> [What to work on]: Restating the data exactly is the whole task.

(Entries from a dataset of interfaces)
===============
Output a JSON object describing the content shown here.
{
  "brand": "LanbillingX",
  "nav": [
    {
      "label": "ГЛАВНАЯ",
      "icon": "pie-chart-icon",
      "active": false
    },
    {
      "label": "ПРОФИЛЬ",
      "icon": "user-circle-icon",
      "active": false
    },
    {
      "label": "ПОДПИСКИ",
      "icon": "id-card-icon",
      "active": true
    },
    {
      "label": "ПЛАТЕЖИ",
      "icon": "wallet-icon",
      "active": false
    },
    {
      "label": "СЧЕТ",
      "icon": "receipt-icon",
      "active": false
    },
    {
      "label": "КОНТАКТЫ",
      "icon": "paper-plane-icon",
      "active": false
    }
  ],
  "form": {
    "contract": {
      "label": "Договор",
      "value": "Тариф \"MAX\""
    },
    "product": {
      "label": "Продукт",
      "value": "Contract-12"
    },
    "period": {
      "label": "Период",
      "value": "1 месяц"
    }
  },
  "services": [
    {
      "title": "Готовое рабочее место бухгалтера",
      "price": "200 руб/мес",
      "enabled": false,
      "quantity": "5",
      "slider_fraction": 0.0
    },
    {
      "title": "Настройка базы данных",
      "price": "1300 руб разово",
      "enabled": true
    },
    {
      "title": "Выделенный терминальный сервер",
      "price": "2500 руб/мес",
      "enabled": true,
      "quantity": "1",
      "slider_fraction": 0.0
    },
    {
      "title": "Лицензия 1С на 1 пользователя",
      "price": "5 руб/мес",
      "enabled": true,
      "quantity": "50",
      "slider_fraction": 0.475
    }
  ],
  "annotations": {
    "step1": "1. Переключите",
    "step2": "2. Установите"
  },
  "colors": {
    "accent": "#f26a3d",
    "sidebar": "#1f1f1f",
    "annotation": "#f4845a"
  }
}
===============
> [Answer space]:
Output a JSON object describing the content shown here.
{
  "brand": "LanbillingX",
  "nav": [
    {
      "label": "ГЛАВНАЯ",
      "icon": "pie-chart-icon",
      "active": false
    },
    {
      "label": "ПРОФИЛЬ",
      "icon": "user-circle-icon",
      "active": false
    },
    {
      "label": "ПОДПИСКИ",
      "icon": "id-card-icon",
      "active": true
    },
    {
      "label": "ПЛАТЕЖИ",
      "icon": "wallet-icon",
      "active": false
    },
    {
      "label": "СЧЕТ",
      "icon": "receipt-icon",
      "active": false
    },
    {
      "label": "КОНТАКТЫ",
      "icon": "paper-plane-icon",
      "active": false
    }
  ],
  "form": {
    "contract": {
      "label": "Договор",
      "value": "Тариф \"MAX\""
    },
    "product": {
      "label": "Продукт",
      "value": "Contract-12"
    },
    "period": {
      "label": "Период",
      "value": "1 месяц"
    }
  },
  "services": [
    {
      "title": "Готовое рабочее место бухгалтера",
      "price": "200 руб/мес",
      "enabled": false,
      "quantity": "5",
      "slider_fraction": 0.0
    },
    {
      "title": "Настройка базы данных",
      "price": "1300 руб разово",
      "enabled": true
    },
    {
      "title": "Выделенный терминальный сервер",
      "price": "2500 руб/мес",
      "enabled": true,
      "quantity": "1",
      "slider_fraction": 0.0
    },
    {
      "title": "Лицензия 1С на 1 пользователя",
      "price": "5 руб/мес",
      "enabled": true,
      "quantity": "50",
      "slider_fraction": 0.475
    }
  ],
  "annotations": {
    "step1": "1. Переключите",
    "step2": "2. Установите"
  },
  "colors": {
    "accent": "#f26a3d",
    "sidebar": "#1f1f1f",
    "annotation": "#f4845a"
  }
}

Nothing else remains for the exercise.